According to a recent report by endpoint security solution provider Kaspersky Lab, 2018 witnessed over 5 million cryptojacking attacks. The share of miners detected out of the overall number of threats detected by Kaspersky grew to 8%.
In a statement to Solutions Review Rich Campagna, CMO of Bitglass, said: “In 2018, cloud cryptojacking took the world by storm, much to the dismay of businesses and security experts. Expect to see a lot more of this in 2019 and beyond.”
Is Campagna correct? What is the future of cryptojacking attacks for enterprises and users alike?
We decided to peer into our own crystal ball of research to predict the future of cryptojacking attacks. Our findings point in many different directions:
What Are Cryptojacking Attacks?
Cryptojacking attacks use malware to surreptitiously “mine” cryptocurrencies like Bitcoin or Monero on victims’ endpoints. Mining essentially untangles the data of the complex and numerous transactions inherent in cryptocurrency, for which the hackers are paid in the cryptocurrency.
Mining is digitally labor-intensive; it drains processing power and electrical energy—so much so it can cause system and network shutdowns. In fact, cryptocurrency mining demands so much energy it attacks can cost enterprises an additional $2,196 in electrical bills a year. Additionally, the increased energy demands can cause overheating and actual physical damage to enterprises’ electrical infrastructure.
Cryptojacking attacks, unlike ransomware, guarantees a payout of some kind. Cryptojacking exploits the inadequate threat detection and the increased dwell time of victim enterprises’ endpoints, allow them to exploit enterprises for longer. Ransomware tends to the loud and flashy. Cryptojacking works in the background. Its popularity thus possesses obvious roots.
Cryptojacking: Popular and Powerful
While ransomware experienced a rise in samples and usage in 2018, cryptojacking attacks dwarfed the once-dominant malware.

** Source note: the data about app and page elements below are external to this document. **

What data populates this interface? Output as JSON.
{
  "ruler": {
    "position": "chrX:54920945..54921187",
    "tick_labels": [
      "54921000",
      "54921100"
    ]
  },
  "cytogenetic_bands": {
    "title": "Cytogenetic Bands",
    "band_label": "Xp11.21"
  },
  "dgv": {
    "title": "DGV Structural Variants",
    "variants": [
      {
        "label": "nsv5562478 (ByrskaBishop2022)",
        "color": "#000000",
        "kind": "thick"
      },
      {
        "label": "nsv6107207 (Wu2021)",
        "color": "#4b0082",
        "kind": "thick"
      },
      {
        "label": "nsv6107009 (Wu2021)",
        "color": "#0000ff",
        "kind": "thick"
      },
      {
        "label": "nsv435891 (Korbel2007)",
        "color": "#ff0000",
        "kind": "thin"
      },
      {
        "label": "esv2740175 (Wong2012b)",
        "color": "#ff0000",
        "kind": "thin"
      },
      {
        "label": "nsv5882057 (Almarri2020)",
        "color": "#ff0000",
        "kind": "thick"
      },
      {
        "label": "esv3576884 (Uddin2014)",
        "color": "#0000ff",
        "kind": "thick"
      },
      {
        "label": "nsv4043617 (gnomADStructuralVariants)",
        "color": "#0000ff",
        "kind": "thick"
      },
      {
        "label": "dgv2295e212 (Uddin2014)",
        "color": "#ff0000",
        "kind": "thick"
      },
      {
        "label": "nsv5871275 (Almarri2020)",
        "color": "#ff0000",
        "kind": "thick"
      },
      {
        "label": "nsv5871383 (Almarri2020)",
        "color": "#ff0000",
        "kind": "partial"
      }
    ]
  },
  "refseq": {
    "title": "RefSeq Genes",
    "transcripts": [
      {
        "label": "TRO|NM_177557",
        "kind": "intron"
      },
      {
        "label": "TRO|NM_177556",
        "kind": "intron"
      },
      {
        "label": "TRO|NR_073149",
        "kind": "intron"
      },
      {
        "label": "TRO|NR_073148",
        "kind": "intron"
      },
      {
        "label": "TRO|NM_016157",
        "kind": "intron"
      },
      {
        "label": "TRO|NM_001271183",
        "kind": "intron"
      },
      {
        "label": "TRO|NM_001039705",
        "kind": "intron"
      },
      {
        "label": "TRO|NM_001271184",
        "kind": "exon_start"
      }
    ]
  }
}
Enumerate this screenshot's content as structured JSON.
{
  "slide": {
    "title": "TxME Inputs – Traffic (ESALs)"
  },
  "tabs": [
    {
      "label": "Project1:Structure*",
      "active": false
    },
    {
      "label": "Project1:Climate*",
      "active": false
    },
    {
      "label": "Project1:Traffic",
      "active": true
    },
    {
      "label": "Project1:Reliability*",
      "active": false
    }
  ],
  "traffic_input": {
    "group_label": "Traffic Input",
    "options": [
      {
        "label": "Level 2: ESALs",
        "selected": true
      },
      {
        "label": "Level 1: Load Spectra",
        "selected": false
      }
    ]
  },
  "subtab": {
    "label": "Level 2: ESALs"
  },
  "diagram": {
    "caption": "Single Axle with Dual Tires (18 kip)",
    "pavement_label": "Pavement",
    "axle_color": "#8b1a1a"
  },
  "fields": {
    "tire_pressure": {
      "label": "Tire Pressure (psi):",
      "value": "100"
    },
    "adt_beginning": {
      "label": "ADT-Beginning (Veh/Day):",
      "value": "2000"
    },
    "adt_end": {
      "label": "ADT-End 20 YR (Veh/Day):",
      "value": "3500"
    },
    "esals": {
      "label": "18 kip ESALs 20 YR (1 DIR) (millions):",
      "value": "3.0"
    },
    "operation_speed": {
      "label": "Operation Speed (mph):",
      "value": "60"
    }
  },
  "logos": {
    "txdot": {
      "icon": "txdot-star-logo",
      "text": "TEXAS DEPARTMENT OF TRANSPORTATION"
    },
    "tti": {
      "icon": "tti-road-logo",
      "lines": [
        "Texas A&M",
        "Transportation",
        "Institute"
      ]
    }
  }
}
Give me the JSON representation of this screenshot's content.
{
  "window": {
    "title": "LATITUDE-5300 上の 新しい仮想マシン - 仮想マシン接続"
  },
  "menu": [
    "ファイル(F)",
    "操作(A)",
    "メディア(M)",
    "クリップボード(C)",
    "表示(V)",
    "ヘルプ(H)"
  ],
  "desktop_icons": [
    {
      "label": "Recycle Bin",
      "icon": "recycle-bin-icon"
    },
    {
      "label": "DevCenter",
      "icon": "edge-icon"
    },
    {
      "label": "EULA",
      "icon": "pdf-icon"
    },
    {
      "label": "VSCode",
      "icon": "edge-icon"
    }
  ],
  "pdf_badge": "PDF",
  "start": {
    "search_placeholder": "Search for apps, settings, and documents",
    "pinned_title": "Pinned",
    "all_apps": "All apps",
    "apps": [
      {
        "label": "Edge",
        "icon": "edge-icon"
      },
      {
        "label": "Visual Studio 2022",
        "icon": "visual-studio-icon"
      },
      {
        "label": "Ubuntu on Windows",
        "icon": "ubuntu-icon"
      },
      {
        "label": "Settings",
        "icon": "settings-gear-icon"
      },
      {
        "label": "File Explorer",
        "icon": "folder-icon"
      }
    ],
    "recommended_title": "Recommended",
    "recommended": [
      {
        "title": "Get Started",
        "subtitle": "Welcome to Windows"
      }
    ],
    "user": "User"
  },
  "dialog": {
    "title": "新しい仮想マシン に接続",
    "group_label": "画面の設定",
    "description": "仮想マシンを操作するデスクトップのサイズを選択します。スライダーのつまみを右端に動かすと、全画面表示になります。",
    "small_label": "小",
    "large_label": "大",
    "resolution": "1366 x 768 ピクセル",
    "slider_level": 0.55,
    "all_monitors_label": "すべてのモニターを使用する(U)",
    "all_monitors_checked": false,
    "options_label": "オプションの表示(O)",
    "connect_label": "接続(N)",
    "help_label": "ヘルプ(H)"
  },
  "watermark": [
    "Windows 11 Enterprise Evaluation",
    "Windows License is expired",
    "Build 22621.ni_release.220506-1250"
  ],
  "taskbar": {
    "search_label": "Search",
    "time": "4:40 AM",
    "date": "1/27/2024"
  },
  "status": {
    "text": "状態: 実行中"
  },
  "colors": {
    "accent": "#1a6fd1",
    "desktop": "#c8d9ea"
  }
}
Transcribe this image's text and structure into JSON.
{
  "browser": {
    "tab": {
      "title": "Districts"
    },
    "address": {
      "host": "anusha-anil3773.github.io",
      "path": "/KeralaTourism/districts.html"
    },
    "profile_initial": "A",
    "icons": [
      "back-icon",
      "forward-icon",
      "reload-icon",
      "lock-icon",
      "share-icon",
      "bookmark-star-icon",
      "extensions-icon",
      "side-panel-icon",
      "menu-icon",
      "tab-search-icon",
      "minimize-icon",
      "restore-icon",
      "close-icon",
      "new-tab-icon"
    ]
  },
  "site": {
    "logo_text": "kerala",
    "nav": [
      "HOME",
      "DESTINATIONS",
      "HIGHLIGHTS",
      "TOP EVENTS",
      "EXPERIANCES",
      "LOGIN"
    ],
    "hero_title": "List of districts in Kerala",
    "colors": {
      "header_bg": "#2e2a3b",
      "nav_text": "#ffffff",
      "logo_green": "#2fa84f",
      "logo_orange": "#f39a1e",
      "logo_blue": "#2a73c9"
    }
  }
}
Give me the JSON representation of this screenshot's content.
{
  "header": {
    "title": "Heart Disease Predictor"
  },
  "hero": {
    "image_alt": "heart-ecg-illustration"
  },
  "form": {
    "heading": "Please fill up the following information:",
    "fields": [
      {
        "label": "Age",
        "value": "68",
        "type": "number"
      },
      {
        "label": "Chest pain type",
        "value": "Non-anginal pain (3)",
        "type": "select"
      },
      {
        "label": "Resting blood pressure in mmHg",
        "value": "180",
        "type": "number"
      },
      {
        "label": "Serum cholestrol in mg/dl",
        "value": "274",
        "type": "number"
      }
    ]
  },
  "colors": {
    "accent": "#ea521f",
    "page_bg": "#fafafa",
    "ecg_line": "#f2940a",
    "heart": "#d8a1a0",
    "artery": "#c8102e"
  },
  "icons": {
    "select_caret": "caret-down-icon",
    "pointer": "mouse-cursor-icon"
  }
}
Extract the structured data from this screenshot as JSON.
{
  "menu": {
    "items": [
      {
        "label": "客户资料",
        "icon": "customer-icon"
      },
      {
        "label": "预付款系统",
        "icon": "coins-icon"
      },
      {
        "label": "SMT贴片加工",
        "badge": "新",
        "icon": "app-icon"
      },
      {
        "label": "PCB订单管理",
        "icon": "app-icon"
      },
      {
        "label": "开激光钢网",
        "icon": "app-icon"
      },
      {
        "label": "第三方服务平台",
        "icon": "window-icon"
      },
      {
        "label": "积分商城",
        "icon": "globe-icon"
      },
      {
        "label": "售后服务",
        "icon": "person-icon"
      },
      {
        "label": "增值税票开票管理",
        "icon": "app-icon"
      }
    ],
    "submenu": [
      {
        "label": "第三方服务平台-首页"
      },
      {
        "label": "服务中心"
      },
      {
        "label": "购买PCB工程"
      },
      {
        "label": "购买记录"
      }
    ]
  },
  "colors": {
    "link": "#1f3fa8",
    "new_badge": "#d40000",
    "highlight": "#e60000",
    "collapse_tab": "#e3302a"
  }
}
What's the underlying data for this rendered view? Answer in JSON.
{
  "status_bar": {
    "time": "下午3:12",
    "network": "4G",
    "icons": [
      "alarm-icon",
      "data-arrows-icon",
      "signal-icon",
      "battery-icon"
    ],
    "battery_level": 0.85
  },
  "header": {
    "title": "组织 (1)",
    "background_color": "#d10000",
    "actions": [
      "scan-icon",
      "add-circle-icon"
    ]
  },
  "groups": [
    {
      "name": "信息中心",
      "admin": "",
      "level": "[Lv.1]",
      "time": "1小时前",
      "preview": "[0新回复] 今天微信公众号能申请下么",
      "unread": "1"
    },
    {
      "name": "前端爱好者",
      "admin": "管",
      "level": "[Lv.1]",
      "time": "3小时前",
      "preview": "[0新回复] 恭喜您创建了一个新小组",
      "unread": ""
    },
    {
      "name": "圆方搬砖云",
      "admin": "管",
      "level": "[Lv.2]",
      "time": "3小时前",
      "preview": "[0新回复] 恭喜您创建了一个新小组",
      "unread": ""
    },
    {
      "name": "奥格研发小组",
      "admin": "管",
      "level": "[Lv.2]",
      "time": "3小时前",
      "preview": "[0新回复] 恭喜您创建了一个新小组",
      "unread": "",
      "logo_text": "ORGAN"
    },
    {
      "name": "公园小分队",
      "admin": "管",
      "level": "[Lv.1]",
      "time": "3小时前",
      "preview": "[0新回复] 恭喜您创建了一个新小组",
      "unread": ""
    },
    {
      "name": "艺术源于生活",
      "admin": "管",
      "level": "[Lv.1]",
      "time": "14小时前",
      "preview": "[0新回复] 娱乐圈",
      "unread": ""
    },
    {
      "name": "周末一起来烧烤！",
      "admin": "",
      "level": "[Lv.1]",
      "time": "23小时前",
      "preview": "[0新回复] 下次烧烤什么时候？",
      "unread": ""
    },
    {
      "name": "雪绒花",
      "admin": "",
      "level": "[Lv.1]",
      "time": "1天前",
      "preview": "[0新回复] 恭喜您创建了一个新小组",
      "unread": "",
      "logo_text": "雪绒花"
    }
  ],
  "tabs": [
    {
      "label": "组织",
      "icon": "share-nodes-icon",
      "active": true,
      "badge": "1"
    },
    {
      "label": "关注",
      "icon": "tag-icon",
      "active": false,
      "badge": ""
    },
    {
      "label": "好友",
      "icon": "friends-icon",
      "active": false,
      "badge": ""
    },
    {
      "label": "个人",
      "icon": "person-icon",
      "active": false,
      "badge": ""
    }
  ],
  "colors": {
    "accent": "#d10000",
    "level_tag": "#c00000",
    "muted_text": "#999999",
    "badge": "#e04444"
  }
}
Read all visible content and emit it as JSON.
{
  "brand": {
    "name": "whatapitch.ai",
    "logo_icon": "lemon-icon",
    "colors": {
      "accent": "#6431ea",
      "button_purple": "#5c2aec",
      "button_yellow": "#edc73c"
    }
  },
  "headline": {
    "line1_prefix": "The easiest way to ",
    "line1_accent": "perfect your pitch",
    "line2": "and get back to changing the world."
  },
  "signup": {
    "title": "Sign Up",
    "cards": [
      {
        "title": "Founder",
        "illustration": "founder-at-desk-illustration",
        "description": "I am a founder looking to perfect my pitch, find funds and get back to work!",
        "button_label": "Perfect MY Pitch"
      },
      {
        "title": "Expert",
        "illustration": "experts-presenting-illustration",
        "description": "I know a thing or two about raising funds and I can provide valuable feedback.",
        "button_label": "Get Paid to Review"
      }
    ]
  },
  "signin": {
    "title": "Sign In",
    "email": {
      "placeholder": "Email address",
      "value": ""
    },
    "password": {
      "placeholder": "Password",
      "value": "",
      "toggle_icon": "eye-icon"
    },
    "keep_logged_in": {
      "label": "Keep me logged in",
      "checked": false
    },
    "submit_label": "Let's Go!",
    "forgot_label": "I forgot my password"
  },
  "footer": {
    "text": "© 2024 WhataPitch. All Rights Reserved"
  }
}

McAfee Labs Threat Report reported an increase of 85% in Q2 of 2018. At the same time, their malware database added 2.5 million new cryptocurrency mining files to their system.
The even more recent Morphisec Labs Threat Report for December 2018 found cryptojacking attacks constitute 30% of all attacks.
Evgeny Lopatin, Security Expert at Kaspersky Lab, said in a press release announcing their own report: “Our analysis of the economic background of malicious crypto-mining and the reasons for its widespread presence in certain regions revealed a clear correlation.”
“The easier it is to distribute unlicensed software, the more incidents of malicious crypto-miner activities were detected. In short, an activity not generally perceived as especially dangerous, the downloading and installation of dubious software, underpins what is arguably the biggest cyberthreat story of the year – malicious crypto-mining.”
These statements all contribute to a portrait of a distressingly secure future of cryptojacking attacks. Yet the future of cryptojacking attacks may hinge on factors that may yet change the way hackers use this dangerous malware variant.
The Future of Cryptojacking Attacks Is the Future of the Currency
Whether you consider cryptocurrencies legitimate currencies or not—there are arguments on both sides—almost everyone agrees the value of cryptocurrenies can and do fluctuate wildly. Over the course of 2018, cryptocurrencies around the world, including Bitcoin and Monero, lost significant value. Even the most prominent cryptocurrency bulls like John McAfee began reconsidering their optimism.
A recent report by Kelly Sheridan of Dark Reading found the value of cryptocurrencies dropped 75% to 85% over the course of 2018. Obviously, this affected the payout of cryptojacking attacks and forced hackers to reconsider their tactics. Now they utilize modular malware, which evaluates the endpoint they infiltrated and determine the operative next move. That may be cryptomining, or it may entail be a lateral move or a data-stealing attack.
According to this report, the future of cryptojacking attacks may be one of fewer attacks overall…but those affected will suffer far more.
Will Dwell Time Change the Future of Cryptojacking Attacks?
A recent statement from Stephen Cox, Vice President and Chief Security Architect at SecureAuth, summarized how time can often end up on hackers’ side: “It takes roughly 100 days from the time a breach occurs to evidence of the attack being detected. That is over three months of an attacker or attackers with a foothold.”
“The good news is over the past five years, the number of days to detect a breach has decreased. The bad news is that 100 days is still too long.”
Dwell time inherently benefits cryptomining; the longer they can operate on a network uncontested, the more money hackers can make. If enterprises wish to shorten the future of cryptojacking attacks, they will need to improve their threat detection to reduce dwell time as much as possible.
The future of cryptojacking attacks will interplay with the future of endpoint security for some time. Enterprises need to incorporate next-generation endpoint security with strong EDR capabilities to stay secure from malicious actors looking for an easy mark.